Maybe the best advice to give is none at all. Consider the three friends of Job who sat in silence with him for seven days before he spoke a word. They were offering love and sympathy that whole time. When they opened their mouths and began trying to “help” Job see the source of his troubles, they became “miserable comforters” (Job 16:2) and only added to his suffering. For this reason, some are hesitant to offer any sympathy because they don’t know what to say and fear they will say the wrong thing. But empathy may not always be the best route after all.
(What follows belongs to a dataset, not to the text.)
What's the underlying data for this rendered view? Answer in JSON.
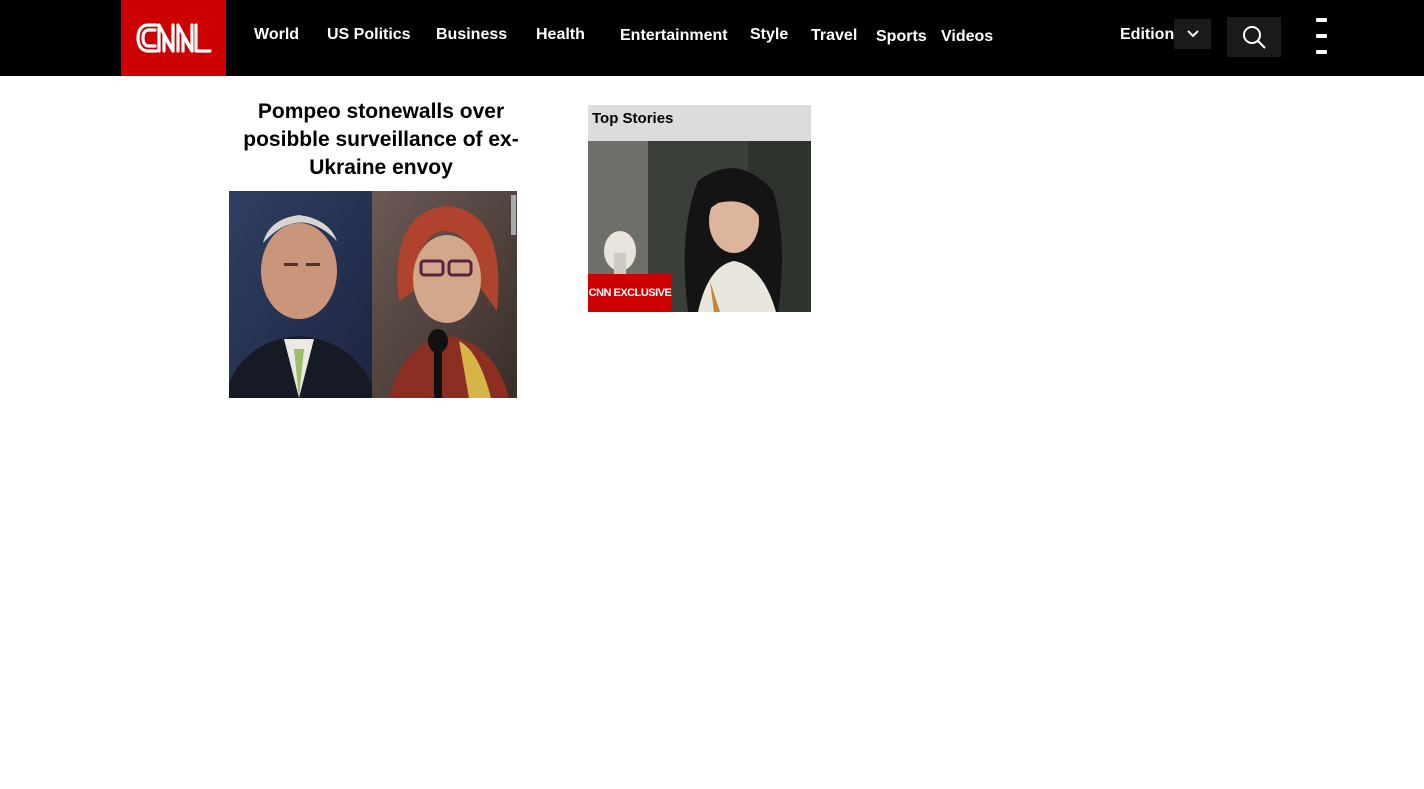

Instead of rebuffing someone who hasn’t “been there” perhaps you would be wise to listen. They may not be simply preaching at you and rendering judgment on your failures. Maybe I am in a position to help you specifically BECAUSE I’ve been able to avoid falling into those traps and mistakes. Why would you want advice from someone who failed? Don’t you think I’ve been tempted to steal, lie, cheat, pursue pleasure, and take the easy way out too? Maybe my life has been better because I was able to avoid those things, therefore, maybe I can help you avoid it too. It is not necessary to swim in the filth in order to encourage someone else to get out of the hogpen. I don’t have to dive in to know that I don’t want to be in there. There is a place for both sympathy and empathy. The challenge is to know which and when.

“For we do not have a High Priest who cannot sympathize with our weaknesses, but was in all points tempted as we are, yet without sin” (Heb. 4:15 NKJV). Jesus was tempted in every way but didn't fail. That is what makes Him perfectly suited to help us. He can sympathize because He loves us and has compassion for us (Mark 6:34). He can also empathize because He endured every kind of temptation we face. The difference is that Jesus conquered every one of those challenges where we often fail. This does not disqualify Him from helping us, but rather makes Him the perfect advisor. He can offer words of wisdom and comfort unlike anyone else. “Come to Me, all you who labor and are heavy laden, and I will give you rest. Take My yoke upon you and learn from Me, for I am gentle and lowly in heart, and you will find rest for your souls. For My yoke is easy and My burden is light” (Matt. 11:28-30). 

In His service,
Rob Lester  <9)))><

Saturday, July 12, 2014

Sunday Preview - Martha's Faith

A sacrifice is, by its definition, something that costs you. We talk about "making sacrifices" for things such as our family and careers. It is a decision we make that one thing is more important than another. Worshipers of God under the Old Testament offered sacrifices of animals, grain, and wealth. They made the decision that pleasing God and obeying His commands was more important than holding onto those things for themselves. Under the New Testament, Christians do not offer animal sacrifices, but we are still commanded to sacrifice. What should our offering be? Paul describes it in Romans 12:1 by telling us what we must offer to God and how. Join us Sunday morning as we consider what it means to be "A Living Sacrifice (Rom. 12:1)". Lazarus is remembered for being raised from the dead by Jesus Christ. His sister Mary is remembered for anointing Jesus with expensive perfume. But Lazarus' other sister Martha is usually remembered as the one busy doing housework. This should not be. While her brother Lazarus still lay dead in the tomb, in the depth of her grief Martha made a startling confession of faith in Jesus. This confession is written in John 11:27-28. It is this which she should be remembered for. Join us Sunday evening as we celebrate "Martha's Faith (John 11:27-28)." Hope to see you there!

In His service,
Rob Lester <9)))><